Overconsumption of sweets (hello, American diet!) also weakens the spleen and results in the production of excess phlegm. To a lesser extent, processed carbohydrates (think: foods from white flower) are cold in nature and, eaten in excess, can deplete the spleen.
Other factors that damage the spleen and stomach system include eating at irregular times (especially too close to bedtime), overeating, and eating too little or not eating enough protein. Excessive anxiety or worry, excessive use of the mind in the case of studying, and not getting enough rest also tax the spleen. Finally, any chronic disease tends to weaken the spleen.
Common Physical Symptoms of Spleen Weakness Include:
- Poor appetite (the Spleen is responsible for digestion; appetite will be poor if the Stomach is weak)
- Weak muscles (muscles and flesh are under the jurisdiction of the Spleen)
- Abdominal distension, bloating
- Loose stools
- Weight gain/overweight
- Digestive problems
The energy of the Spleen is said to hold blood in its vessels. Some types of bleeding, such as excess uterine bleeding, as well as varicose veins and easy bruising, relate to Spleen weakness.
It can't be overemphasized that the Spleen is, in many ways, the foundation of the body's energy and health on a day-to-day basis. By "transforming and transporting" nutrients throughout the body, the Spleen ensures the integrity of each cell and organ. Weakness of the Spleen can lead to weakness of other organs. It is frequently an aspect of many, many conditions seen in the acupuncture clinic. There is increasing consensus, in eastern and western medicine, that digestive issues lie at the heart of many health concerns. Some that I've seen in my clinic recently include: eczema, psoriasis, autoimmune conditions, reproductive health, asthma, lowered immunity/frequent colds, chronic sinusitis, irritable bowel syndrome, and mental/emotional health concerns.
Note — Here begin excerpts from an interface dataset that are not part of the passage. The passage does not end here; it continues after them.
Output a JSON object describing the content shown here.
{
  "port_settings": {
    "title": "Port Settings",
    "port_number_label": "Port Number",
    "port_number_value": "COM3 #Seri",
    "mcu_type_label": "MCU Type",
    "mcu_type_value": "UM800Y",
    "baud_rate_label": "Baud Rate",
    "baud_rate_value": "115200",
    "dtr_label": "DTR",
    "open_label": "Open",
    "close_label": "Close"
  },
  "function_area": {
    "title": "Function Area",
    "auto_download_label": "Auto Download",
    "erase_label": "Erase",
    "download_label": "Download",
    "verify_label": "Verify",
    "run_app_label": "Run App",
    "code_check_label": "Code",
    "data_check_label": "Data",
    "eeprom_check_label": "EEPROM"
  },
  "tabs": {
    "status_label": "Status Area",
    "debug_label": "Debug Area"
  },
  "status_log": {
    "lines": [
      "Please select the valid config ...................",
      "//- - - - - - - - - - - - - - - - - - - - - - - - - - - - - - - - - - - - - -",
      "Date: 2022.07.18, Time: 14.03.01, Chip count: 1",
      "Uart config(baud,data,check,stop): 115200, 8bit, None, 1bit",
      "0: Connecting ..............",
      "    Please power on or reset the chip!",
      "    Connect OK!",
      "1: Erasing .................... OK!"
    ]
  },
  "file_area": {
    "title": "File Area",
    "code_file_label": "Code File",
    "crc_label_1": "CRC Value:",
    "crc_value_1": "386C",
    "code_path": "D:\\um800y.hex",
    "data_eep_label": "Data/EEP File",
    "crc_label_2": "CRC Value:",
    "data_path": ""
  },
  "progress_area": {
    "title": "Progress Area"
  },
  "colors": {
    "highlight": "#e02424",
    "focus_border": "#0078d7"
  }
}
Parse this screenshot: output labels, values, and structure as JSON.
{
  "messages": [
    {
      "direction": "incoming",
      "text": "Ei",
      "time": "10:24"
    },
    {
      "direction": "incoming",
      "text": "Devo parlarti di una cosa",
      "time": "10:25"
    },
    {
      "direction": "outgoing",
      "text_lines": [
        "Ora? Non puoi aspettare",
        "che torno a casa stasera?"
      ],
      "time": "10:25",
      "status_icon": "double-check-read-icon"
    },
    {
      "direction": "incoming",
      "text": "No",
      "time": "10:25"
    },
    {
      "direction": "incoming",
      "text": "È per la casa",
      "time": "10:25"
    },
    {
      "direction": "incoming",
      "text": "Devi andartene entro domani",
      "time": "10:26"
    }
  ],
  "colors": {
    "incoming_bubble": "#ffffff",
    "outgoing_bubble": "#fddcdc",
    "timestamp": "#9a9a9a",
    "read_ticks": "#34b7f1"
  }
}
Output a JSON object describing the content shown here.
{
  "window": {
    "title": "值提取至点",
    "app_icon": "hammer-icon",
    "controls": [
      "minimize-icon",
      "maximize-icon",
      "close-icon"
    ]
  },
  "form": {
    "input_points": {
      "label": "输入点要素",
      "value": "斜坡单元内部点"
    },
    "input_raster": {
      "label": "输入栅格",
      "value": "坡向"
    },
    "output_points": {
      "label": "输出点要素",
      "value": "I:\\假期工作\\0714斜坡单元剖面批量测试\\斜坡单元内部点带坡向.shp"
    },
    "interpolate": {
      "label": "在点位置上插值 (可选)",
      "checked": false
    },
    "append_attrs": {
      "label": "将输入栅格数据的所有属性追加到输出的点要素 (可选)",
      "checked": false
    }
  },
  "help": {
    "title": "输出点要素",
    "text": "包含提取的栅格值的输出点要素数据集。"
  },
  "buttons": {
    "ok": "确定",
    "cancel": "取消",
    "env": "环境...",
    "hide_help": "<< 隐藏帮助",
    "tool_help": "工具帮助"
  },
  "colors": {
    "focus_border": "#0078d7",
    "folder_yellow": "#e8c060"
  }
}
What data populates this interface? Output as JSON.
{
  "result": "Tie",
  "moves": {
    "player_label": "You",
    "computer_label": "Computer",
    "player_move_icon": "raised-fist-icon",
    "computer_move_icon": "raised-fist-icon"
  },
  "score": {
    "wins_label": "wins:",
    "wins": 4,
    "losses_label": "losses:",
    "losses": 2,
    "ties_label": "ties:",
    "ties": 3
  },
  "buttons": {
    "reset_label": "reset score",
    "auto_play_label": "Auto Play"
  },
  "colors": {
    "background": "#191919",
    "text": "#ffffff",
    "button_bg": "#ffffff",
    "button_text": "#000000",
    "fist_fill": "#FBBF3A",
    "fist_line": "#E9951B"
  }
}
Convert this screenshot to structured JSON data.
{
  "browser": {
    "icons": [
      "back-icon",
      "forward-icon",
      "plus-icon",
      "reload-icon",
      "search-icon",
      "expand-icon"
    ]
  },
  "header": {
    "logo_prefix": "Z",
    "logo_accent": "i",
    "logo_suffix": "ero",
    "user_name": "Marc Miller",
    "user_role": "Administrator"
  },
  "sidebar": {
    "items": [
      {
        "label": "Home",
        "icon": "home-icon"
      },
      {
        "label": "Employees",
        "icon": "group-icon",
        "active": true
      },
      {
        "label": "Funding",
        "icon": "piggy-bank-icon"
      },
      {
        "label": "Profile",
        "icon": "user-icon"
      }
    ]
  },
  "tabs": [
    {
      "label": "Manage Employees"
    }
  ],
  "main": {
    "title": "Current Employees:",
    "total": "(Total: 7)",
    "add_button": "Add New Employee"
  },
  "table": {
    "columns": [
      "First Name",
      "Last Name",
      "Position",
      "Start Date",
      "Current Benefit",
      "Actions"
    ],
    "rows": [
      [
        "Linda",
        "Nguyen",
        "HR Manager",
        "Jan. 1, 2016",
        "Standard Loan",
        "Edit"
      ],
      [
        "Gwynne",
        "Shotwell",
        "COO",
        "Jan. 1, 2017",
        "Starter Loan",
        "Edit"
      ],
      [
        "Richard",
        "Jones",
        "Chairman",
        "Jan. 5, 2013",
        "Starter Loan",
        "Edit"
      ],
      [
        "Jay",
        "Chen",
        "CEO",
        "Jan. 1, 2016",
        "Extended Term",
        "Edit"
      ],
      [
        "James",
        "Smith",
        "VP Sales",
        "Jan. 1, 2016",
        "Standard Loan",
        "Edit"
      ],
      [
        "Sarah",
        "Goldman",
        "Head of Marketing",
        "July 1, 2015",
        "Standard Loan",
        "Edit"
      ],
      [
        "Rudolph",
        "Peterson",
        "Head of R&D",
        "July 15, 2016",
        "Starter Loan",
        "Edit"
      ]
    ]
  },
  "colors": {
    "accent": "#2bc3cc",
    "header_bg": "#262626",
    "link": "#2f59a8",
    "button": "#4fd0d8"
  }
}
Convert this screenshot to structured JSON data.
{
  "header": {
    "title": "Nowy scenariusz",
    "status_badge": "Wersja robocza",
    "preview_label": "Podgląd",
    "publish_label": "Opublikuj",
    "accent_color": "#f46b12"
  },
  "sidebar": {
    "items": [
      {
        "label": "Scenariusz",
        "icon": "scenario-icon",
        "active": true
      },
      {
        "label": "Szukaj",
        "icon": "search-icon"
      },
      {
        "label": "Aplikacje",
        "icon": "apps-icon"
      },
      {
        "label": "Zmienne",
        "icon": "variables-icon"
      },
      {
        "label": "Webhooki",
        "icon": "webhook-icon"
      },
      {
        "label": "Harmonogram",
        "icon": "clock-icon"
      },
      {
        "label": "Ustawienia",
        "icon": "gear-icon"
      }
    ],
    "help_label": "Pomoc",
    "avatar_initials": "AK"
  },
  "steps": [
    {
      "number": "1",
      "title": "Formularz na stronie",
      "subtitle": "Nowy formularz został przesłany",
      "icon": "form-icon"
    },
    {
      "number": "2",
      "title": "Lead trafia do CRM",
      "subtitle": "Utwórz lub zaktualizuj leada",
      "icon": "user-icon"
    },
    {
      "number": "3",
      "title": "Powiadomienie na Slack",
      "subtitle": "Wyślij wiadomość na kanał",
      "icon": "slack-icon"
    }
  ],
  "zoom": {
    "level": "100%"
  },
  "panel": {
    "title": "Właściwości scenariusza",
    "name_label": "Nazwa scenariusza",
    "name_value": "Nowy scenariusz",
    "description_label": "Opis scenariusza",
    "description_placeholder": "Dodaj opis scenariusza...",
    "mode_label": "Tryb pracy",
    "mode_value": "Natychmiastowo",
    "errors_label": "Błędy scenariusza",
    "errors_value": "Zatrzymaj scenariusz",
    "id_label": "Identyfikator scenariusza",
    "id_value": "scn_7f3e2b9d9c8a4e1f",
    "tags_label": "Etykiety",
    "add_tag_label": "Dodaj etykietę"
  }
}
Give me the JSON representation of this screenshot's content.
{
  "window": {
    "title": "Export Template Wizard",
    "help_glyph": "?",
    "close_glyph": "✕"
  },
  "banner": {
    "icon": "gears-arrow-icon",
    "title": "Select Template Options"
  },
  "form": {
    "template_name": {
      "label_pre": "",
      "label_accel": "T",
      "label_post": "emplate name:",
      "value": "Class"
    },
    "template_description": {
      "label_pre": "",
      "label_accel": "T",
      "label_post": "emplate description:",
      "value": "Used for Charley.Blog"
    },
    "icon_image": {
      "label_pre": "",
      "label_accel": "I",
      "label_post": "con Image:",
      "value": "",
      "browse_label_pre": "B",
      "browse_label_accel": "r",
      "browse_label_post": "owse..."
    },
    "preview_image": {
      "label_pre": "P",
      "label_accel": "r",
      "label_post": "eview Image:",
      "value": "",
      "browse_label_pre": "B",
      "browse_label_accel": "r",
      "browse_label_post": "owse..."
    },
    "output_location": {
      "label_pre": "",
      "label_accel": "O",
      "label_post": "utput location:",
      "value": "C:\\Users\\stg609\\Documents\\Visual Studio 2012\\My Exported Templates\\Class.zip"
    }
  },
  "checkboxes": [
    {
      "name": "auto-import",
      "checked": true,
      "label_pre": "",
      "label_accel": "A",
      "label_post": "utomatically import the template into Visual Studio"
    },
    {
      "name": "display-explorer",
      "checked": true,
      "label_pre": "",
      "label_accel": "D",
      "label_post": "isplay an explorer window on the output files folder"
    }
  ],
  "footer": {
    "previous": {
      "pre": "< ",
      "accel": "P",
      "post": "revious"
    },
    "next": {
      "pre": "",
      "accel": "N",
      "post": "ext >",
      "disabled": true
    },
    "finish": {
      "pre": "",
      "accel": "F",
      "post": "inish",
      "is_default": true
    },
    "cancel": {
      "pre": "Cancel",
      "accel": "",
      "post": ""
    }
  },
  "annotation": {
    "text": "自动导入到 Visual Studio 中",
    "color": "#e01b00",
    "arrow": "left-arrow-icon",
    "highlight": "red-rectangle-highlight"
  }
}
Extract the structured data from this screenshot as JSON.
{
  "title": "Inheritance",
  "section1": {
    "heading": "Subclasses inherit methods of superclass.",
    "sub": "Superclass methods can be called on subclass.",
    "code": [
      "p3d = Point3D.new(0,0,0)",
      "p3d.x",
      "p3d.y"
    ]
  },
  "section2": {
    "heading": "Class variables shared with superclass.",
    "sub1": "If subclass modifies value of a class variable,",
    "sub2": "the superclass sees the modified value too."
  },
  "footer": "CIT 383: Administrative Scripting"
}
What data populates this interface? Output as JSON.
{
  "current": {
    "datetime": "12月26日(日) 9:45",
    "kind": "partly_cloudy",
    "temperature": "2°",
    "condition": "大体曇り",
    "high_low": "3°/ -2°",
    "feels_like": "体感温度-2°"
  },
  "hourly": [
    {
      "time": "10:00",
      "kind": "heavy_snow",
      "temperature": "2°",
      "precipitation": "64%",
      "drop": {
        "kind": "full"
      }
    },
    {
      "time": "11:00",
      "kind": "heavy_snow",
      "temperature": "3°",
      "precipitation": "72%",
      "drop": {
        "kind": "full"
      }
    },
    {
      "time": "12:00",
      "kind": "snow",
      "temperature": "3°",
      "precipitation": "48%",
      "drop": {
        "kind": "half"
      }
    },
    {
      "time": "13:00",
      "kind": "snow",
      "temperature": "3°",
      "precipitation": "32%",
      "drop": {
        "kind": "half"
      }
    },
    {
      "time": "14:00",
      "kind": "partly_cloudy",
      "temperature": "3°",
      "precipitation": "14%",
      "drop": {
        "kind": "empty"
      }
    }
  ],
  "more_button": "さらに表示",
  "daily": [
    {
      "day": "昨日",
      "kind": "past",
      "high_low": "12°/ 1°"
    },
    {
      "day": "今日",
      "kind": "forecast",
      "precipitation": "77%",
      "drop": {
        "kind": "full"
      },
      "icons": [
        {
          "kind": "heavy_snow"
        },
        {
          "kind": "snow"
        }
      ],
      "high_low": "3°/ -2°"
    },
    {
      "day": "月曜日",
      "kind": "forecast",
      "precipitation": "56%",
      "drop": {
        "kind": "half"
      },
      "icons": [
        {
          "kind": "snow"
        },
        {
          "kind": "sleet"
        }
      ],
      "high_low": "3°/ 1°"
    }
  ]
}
Of course, all of these conditions require specific treatment protocols based on individual presentation; however, in each case, improving the function of the Earth organs was an important element of treatment.